In the next step, the WP6 team conducted ten case studies on collaborative management for government digitalization in five countries: Belgium, Estonia, Denmark, Germany, and the UK. Each country team investigated two cases, one on the implementation of a national government-wide portal towards the EU Single Digital Gateway, and one on the implementation of a smart city strategy. The researchers conducted an extensive document analysis, as well as 62 interviews with experts engaged in collaborative public networks and driving practitioner recommendations for successful collaborative management. See D6.3 Comparative case studies on collaborative management for government digitalisation and public sector innovation.
An ensuing literature review formed a basis for developing five propositions explaining the key aspects of collaborative digitalisation as well as the role of structure, design, and leadership practices for successful completion of ICT projects. The findings of the WP6 case studies on online digital platforms and Smart Cities were used as a basis for testing the five propositions. See D6.4 Research report on collaborative management for ICT enabled public sector innovation.
Results and findings

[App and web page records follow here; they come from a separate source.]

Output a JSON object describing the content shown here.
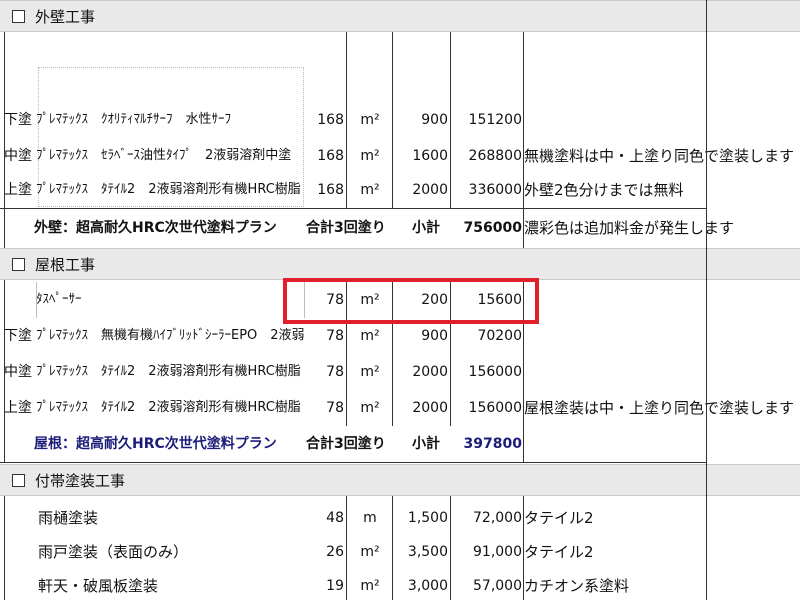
{
  "sections": {
    "exterior": "外壁工事",
    "roof": "屋根工事",
    "extra": "付帯塗装工事"
  },
  "exterior_rows": [
    {
      "label": "下塗",
      "item": "ﾌﾟﾚﾏﾃｯｸｽ　ｸｵﾘﾃｨﾏﾙﾁｻｰﾌ　水性ｻｰﾌ",
      "qty": "168",
      "unit": "m²",
      "price": "900",
      "subtotal": "151200",
      "note": ""
    },
    {
      "label": "中塗",
      "item": "ﾌﾟﾚﾏﾃｯｸｽ　ｾﾗﾍﾞｰｽ油性ﾀｲﾌﾟ　2液弱溶剤中塗",
      "qty": "168",
      "unit": "m²",
      "price": "1600",
      "subtotal": "268800",
      "note": "無機塗料は中・上塗り同色で塗装します"
    },
    {
      "label": "上塗",
      "item": "ﾌﾟﾚﾏﾃｯｸｽ　ﾀﾃｲﾙ2　2液弱溶剤形有機HRC樹脂",
      "qty": "168",
      "unit": "m²",
      "price": "2000",
      "subtotal": "336000",
      "note": "外壁2色分けまでは無料"
    }
  ],
  "exterior_summary": {
    "plan": "外壁：超高耐久HRC次世代塗料プラン",
    "total_label": "合計3回塗り",
    "subtotal_label": "小計",
    "subtotal": "756000",
    "note": "濃彩色は追加料金が発生します"
  },
  "roof_rows": [
    {
      "label": "",
      "item": "ﾀｽﾍﾟｰｻｰ",
      "qty": "78",
      "unit": "m²",
      "price": "200",
      "subtotal": "15600",
      "note": ""
    },
    {
      "label": "下塗",
      "item": "ﾌﾟﾚﾏﾃｯｸｽ　無機有機ﾊｲﾌﾞﾘｯﾄﾞｼｰﾗｰEPO　2液弱",
      "qty": "78",
      "unit": "m²",
      "price": "900",
      "subtotal": "70200",
      "note": ""
    },
    {
      "label": "中塗",
      "item": "ﾌﾟﾚﾏﾃｯｸｽ　ﾀﾃｲﾙ2　2液弱溶剤形有機HRC樹脂",
      "qty": "78",
      "unit": "m²",
      "price": "2000",
      "subtotal": "156000",
      "note": ""
    },
    {
      "label": "上塗",
      "item": "ﾌﾟﾚﾏﾃｯｸｽ　ﾀﾃｲﾙ2　2液弱溶剤形有機HRC樹脂",
      "qty": "78",
      "unit": "m²",
      "price": "2000",
      "subtotal": "156000",
      "note": "屋根塗装は中・上塗り同色で塗装します"
    }
  ],
  "roof_summary": {
    "plan": "屋根：超高耐久HRC次世代塗料プラン",
    "total_label": "合計3回塗り",
    "subtotal_label": "小計",
    "subtotal": "397800"
  },
  "extra_rows": [
    {
      "item": "雨樋塗装",
      "qty": "48",
      "unit": "m",
      "price": "1,500",
      "subtotal": "72,000",
      "note": "タテイル2"
    },
    {
      "item": "雨戸塗装（表面のみ）",
      "qty": "26",
      "unit": "m²",
      "price": "3,500",
      "subtotal": "91,000",
      "note": "タテイル2"
    },
    {
      "item": "軒天・破風板塗装",
      "qty": "19",
      "unit": "m²",
      "price": "3,000",
      "subtotal": "57,000",
      "note": "カチオン系塗料"
    }
  ],
  "colors": {
    "highlight": "#e0202a",
    "summary_blue": "#1c1c7a",
    "header_bg": "#e9e9e9"
  }
}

The results of the meta-analysis of sixteen digitalisation strategies show that, contrary to widely voiced claims, a “networked governance” is not emerging in the era of digital government. In fact, the way in which digital transformation of the public sector is put forward in the strategies often relates to hierarchical patterns of command and control. The implementation of digitalisation strategies is mainly steered centrally by political leadership or a core government organisation, while non-state actors do not play a significant steering role. Furthermore, while the most recent strategies put a stronger focus on collaboration with external actors, the intensity of collaboration remains relatively weak. The strategies stated competing interests, silo structures, and increasingly fragmented government sectors as continuing challenges that need to be addressed through measures of institutional design and leadership.

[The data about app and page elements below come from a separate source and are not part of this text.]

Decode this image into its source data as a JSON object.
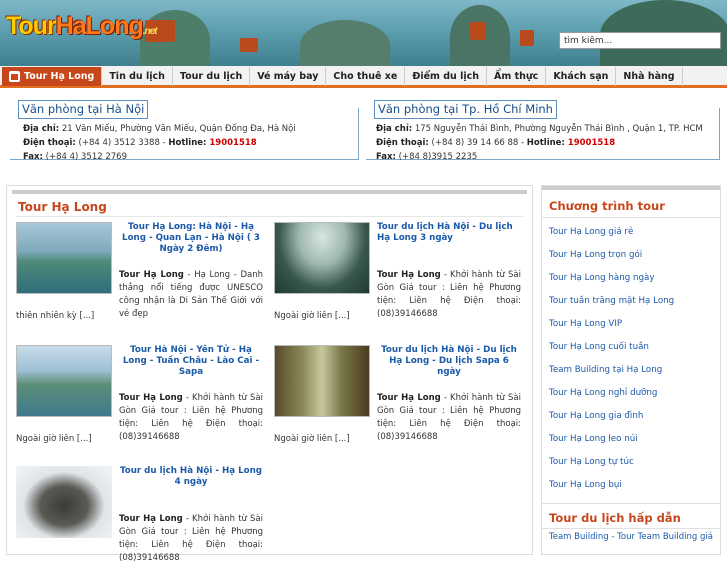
{
  "header": {
    "logo": {
      "part1": "Tour",
      "part2": "HaLong",
      "part3": ".net"
    },
    "search_value": "tìm kiếm..."
  },
  "nav": {
    "items": [
      "Tour Hạ Long",
      "Tin du lịch",
      "Tour du lịch",
      "Vé máy bay",
      "Cho thuê xe",
      "Điểm du lịch",
      "Ẩm thực",
      "Khách sạn",
      "Nhà hàng"
    ]
  },
  "offices": [
    {
      "title": "Văn phòng tại Hà Nội",
      "addr_label": "Địa chỉ:",
      "addr": " 21 Văn Miếu, Phường Văn Miếu, Quận Đống Đa, Hà Nội",
      "phone_label": "Điện thoại:",
      "phone": " (+84 4) 3512 3388 - ",
      "hotline_label": "Hotline:",
      "hotline": " 19001518",
      "fax_label": "Fax:",
      "fax": " (+84 4) 3512 2769"
    },
    {
      "title": "Văn phòng tại Tp. Hồ Chí Minh",
      "addr_label": "Địa chỉ:",
      "addr": " 175 Nguyễn Thái Bình, Phường Nguyễn Thái Bình , Quận 1, TP. HCM",
      "phone_label": "Điện thoại:",
      "phone": " (+84 8) 39 14 66 88 - ",
      "hotline_label": "Hotline:",
      "hotline": " 19001518",
      "fax_label": "Fax:",
      "fax": " (+84 8)3915 2235"
    }
  ],
  "main": {
    "title": "Tour Hạ Long",
    "items": [
      {
        "title": "Tour Hạ Long: Hà Nội - Hạ Long - Quan Lạn - Hà Nội ( 3 Ngày 2 Đêm)",
        "lead": "Tour Hạ Long",
        "desc": " - Hạ Long - Danh thắng nổi tiếng được UNESCO công nhận là Di Sản Thế Giới với vẻ đẹp",
        "desc2": "thiên nhiên kỳ [...]"
      },
      {
        "title": "Tour du lịch Hà Nội - Du lịch Hạ Long 3 ngày",
        "lead": "Tour Hạ Long",
        "desc": " - Khởi hành từ Sài Gòn Giá tour : Liên hệ Phương tiện: Liên hệ Điện thoại: (08)39146688",
        "desc2": "Ngoài giờ liên [...]"
      },
      {
        "title": "Tour Hà Nội - Yên Tử - Hạ Long - Tuần Châu - Lào Cai - Sapa",
        "lead": "Tour Hạ Long",
        "desc": " - Khởi hành từ Sài Gòn Giá tour : Liên hệ Phương tiện: Liên hệ Điện thoại: (08)39146688",
        "desc2": "Ngoài giờ liên [...]"
      },
      {
        "title": "Tour du lịch Hà Nội - Du lịch Hạ Long - Du lịch Sapa 6 ngày",
        "lead": "Tour Hạ Long",
        "desc": " - Khởi hành từ Sài Gòn Giá tour : Liên hệ Phương tiện: Liên hệ Điện thoại: (08)39146688",
        "desc2": "Ngoài giờ liên [...]"
      },
      {
        "title": "Tour du lịch Hà Nội - Hạ Long 4 ngày",
        "lead": "Tour Hạ Long",
        "desc": " - Khởi hành từ Sài Gòn Giá tour : Liên hệ Phương tiện: Liên hệ Điện thoại: (08)39146688",
        "desc2": ""
      }
    ]
  },
  "sidebar": {
    "title": "Chương trình tour",
    "links": [
      "Tour Hạ Long giá rẻ",
      "Tour Hạ Long trọn gói",
      "Tour Hạ Long hàng ngày",
      "Tour tuần trăng mật Hạ Long",
      "Tour Hạ Long VIP",
      "Tour Hạ Long cuối tuần",
      "Team Building tại Hạ Long",
      "Tour Hạ Long nghỉ dưỡng",
      "Tour Hạ Long gia đình",
      "Tour Hạ Long leo núi",
      "Tour Hạ Long tự túc",
      "Tour Hạ Long bụi"
    ],
    "title2": "Tour du lịch hấp dẫn",
    "link2": "Team Building - Tour Team Building giá"
  }
}
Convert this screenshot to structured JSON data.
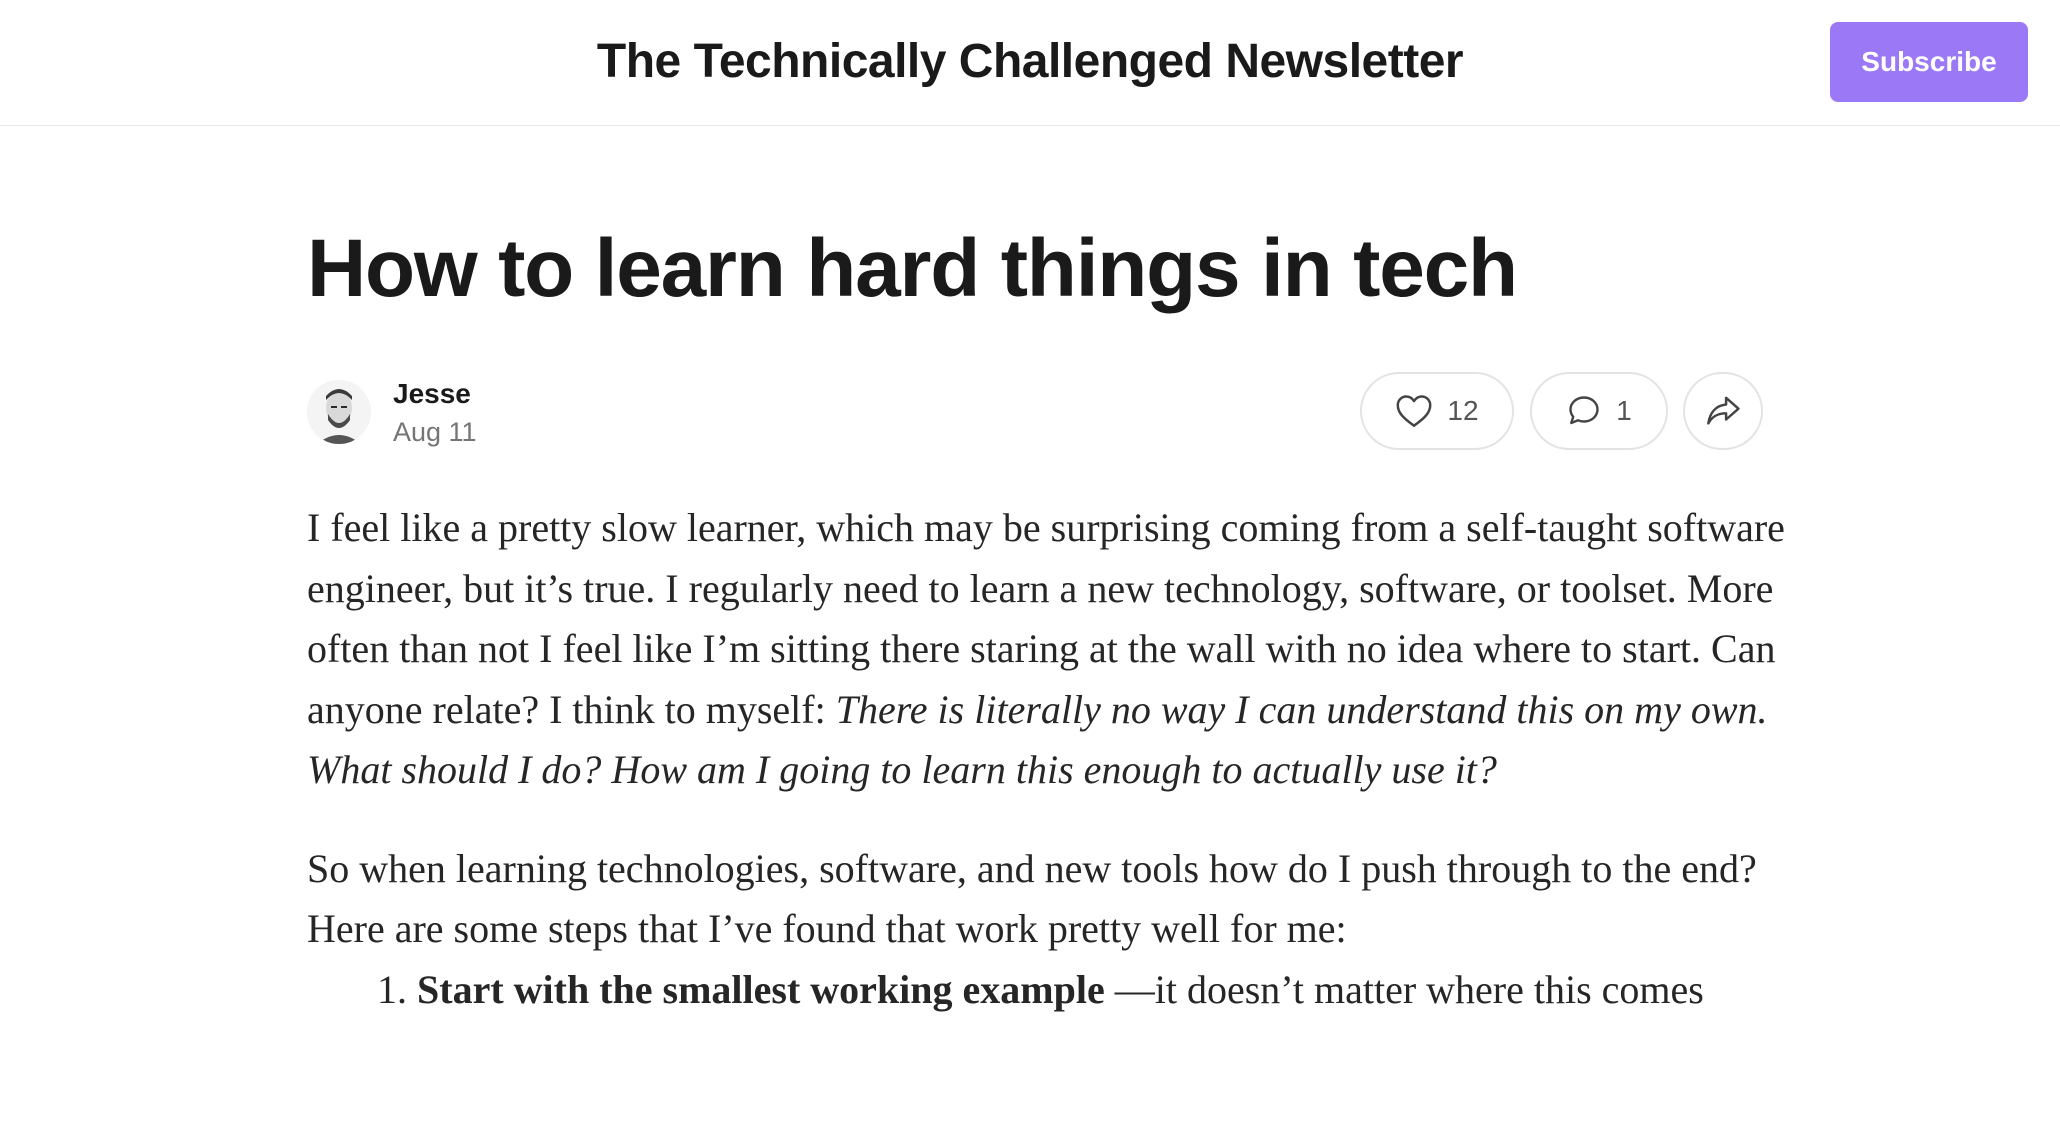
{
  "header": {
    "publication_title": "The Technically Challenged Newsletter",
    "subscribe_label": "Subscribe",
    "subscribe_color": "#9b78f5"
  },
  "post": {
    "title": "How to learn hard things in tech",
    "author": "Jesse",
    "date": "Aug 11",
    "like_count": "12",
    "comment_count": "1",
    "icons": [
      "heart-icon",
      "comment-icon",
      "share-icon"
    ],
    "paragraph1_plain": "I feel like a pretty slow learner, which may be surprising coming from a self-taught software engineer, but it’s true. I regularly need to learn a new technology, software, or toolset. More often than not I feel like I’m sitting there staring at the wall with no idea where to start. Can anyone relate? I think to myself: ",
    "paragraph1_italic": "There is literally no way I can understand this on my own. What should I do? How am I going to learn this enough to actually use it?",
    "paragraph2": "So when learning technologies, software, and new tools how do I push through to the end? Here are some steps that I’ve found that work pretty well for me:",
    "list": [
      {
        "number": "1.",
        "bold": "Start with the smallest working example",
        "text": " —it doesn’t matter where this comes"
      }
    ]
  }
}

The analysis on the dynamics and challenges of intergovernmental collaboration substantiates and extends some of the findings of the meta-analysis with empirical evidence from ten case studies. It reveals that implementing collaboration for digital solutions is resource intensive, demanding and needs continuous attention and investments. Complexity, risk and power imbalances are three particular strains, often hindering the successful completion of collaborative ICT projects. However, adequate approaches and experiences exist on how to meet these challenges also confirming earlier findings from the research report D6.1. Indeed, carefully chosen institutional design and leadership styles have been found to be key to overcoming such obstacles. More specifically, central coordination capacity, wide-scale inclusion, ground rules and process legitimacy, as well as a focus on trust and interpersonal relationships were all design characteristics that proved effective in handling collaborative dynamics.
The WP6 research will be concluded by the publication of journal articles, a joint edited book together with findings from WP7 and a special issue in 2021.
WP6 is led by Hertie School (Germany) and includes seven partners: Cardiff University (The UK), Erasmus University Rotterdam (The Netherlands), Tallinn University of Technology (Estonia), Roskilde University (Denmark), University of Antwerp (Belgium), and University of Zaragoza (Spain).